◆ What the exercise asks: Except for the pictures, output the records in full and exactly.

Records drawn from a dataset
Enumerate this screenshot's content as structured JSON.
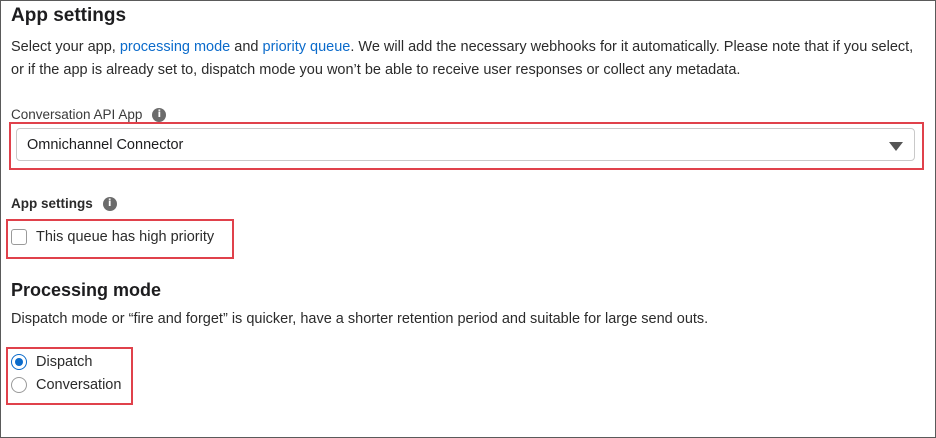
{
  "app_settings": {
    "title": "App settings",
    "description_prefix": "Select your app, ",
    "link_processing_mode": "processing mode",
    "description_and": " and ",
    "link_priority_queue": "priority queue",
    "description_suffix": ". We will add the necessary webhooks for it automatically. Please note that if you select, or if the app is already set to, dispatch mode you won’t be able to receive user responses or collect any metadata."
  },
  "conversation_api_app": {
    "label": "Conversation API App",
    "selected_value": "Omnichannel Connector"
  },
  "app_settings_field": {
    "label": "App settings",
    "checkbox_label": "This queue has high priority",
    "checked": false
  },
  "processing_mode": {
    "title": "Processing mode",
    "description": "Dispatch mode or “fire and forget” is quicker, have a shorter retention period and suitable for large send outs.",
    "options": [
      {
        "label": "Dispatch",
        "selected": true
      },
      {
        "label": "Conversation",
        "selected": false
      }
    ]
  },
  "icons": {
    "info": "info-icon",
    "dropdown": "caret-down-icon"
  },
  "colors": {
    "link": "#0b6bcb",
    "highlight_border": "#e0414b",
    "radio_selected": "#0b6bcb"
  }
}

◆ Task response:
Enumerate this screenshot's content as structured JSON.
{
  "app_settings": {
    "title": "App settings",
    "description_prefix": "Select your app, ",
    "link_processing_mode": "processing mode",
    "description_and": " and ",
    "link_priority_queue": "priority queue",
    "description_suffix": ". We will add the necessary webhooks for it automatically. Please note that if you select, or if the app is already set to, dispatch mode you won’t be able to receive user responses or collect any metadata."
  },
  "conversation_api_app": {
    "label": "Conversation API App",
    "selected_value": "Omnichannel Connector"
  },
  "app_settings_field": {
    "label": "App settings",
    "checkbox_label": "This queue has high priority",
    "checked": false
  },
  "processing_mode": {
    "title": "Processing mode",
    "description": "Dispatch mode or “fire and forget” is quicker, have a shorter retention period and suitable for large send outs.",
    "options": [
      {
        "label": "Dispatch",
        "selected": true
      },
      {
        "label": "Conversation",
        "selected": false
      }
    ]
  },
  "icons": {
    "info": "info-icon",
    "dropdown": "caret-down-icon"
  },
  "colors": {
    "link": "#0b6bcb",
    "highlight_border": "#e0414b",
    "radio_selected": "#0b6bcb"
  }
}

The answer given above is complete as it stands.